Handle-height adjustment effects on gait kinetics in older adults while walking with a rollator
An increasing geriatric population has increased the demand for walking-aids among this population. The use of walking-aids requires proper adjustment to maintain adequate shared weight-bearing while maintaining correct posture. Current guidelines leave users with vague instructions not allowing for proper adjustment of these devices. The purpose of this investigation was to determine the effects of handle-height adjustment on gait kinematics and kinetics in able-bodied older adults when walking with an all-terrain rollator. Participants were tested while walking at 80 and 100% of their normal cadence. Thirty-three participants were recruited from the Denton, TX, area. Every participant signed an IRB approved Informed Consent Form.
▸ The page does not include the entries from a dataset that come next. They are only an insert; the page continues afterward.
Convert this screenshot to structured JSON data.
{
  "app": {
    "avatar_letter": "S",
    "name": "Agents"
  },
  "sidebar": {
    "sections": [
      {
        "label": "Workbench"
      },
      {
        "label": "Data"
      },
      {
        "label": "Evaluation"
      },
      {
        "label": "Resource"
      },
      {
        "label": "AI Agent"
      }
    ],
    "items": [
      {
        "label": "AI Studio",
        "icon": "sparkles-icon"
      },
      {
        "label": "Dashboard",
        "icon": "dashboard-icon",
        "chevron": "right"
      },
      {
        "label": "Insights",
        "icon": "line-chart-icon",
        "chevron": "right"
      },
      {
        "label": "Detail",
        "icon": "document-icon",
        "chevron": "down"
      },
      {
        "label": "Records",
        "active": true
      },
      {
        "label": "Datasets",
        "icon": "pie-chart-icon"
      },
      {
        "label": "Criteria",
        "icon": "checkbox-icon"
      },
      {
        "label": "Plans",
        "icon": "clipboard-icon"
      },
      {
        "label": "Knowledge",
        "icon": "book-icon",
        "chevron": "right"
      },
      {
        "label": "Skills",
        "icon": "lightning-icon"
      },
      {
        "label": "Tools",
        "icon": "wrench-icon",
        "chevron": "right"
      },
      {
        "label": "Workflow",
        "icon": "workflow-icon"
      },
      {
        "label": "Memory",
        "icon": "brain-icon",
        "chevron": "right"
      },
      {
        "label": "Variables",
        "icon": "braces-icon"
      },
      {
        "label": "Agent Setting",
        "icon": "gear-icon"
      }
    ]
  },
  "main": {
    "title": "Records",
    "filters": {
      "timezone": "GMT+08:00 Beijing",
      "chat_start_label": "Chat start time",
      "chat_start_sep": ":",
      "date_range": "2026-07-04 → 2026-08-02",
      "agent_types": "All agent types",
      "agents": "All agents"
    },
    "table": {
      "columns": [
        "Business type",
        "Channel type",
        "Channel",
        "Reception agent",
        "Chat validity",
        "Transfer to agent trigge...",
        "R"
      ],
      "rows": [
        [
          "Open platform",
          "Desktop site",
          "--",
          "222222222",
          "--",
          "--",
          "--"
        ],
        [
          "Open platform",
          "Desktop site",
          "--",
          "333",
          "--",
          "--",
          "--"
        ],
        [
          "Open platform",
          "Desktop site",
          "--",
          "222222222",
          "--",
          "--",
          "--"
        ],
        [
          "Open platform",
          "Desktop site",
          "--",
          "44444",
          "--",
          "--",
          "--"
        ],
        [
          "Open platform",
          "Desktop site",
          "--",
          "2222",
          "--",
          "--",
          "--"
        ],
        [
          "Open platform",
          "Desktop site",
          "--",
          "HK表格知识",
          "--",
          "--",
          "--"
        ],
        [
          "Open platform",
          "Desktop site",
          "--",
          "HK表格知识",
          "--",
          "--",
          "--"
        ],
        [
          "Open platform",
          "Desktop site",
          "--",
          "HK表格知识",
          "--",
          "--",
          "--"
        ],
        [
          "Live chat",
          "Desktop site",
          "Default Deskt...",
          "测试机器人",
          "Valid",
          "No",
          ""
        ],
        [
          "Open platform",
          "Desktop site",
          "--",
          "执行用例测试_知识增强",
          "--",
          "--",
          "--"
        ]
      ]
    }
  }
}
Participants were asked to complete 5 successful trials for each of the different handle adjustments (i.e., 48% of the user’s height, 55% of the user’s height, and wrist crease height) on two cadences (i.e., normal cadence and slow cadence); the participant was also asked to walk without the rollator as a control condition for each walking cadence condition. Participants were instructed to walk as naturally as possible while applying force over the rollator. Kinetic variables measured include ground reaction force, lower body resultant joint moment, postural back angles and walking velocity were extracted in order to see the effects of the rollator. Significant decrease in vertical, forward, backward, and inward GRF from 11.9-26.5% was seen, and, hip flexor, hip abductor from, and ankle plantar flexor and invertor moments up to 16% reduction, while an increased L4/L5 flexor moment by 25% were found while using the rollator. These effects were accompanied by a reduction of kyphosis from 1.3 to 1.4% and lordosis up to 1%, but with an increase in thorax flexion by 8-11% and shoulder elevation by 7-10%. The use of a rollator reduced the forces received by the lower limb joints, but a more stooped posture was acquired, increasing the stress over the L4/L5 joint. Rollator adjustment depends on the clinical goals set for the use of the device as well as the user’s need for mobility.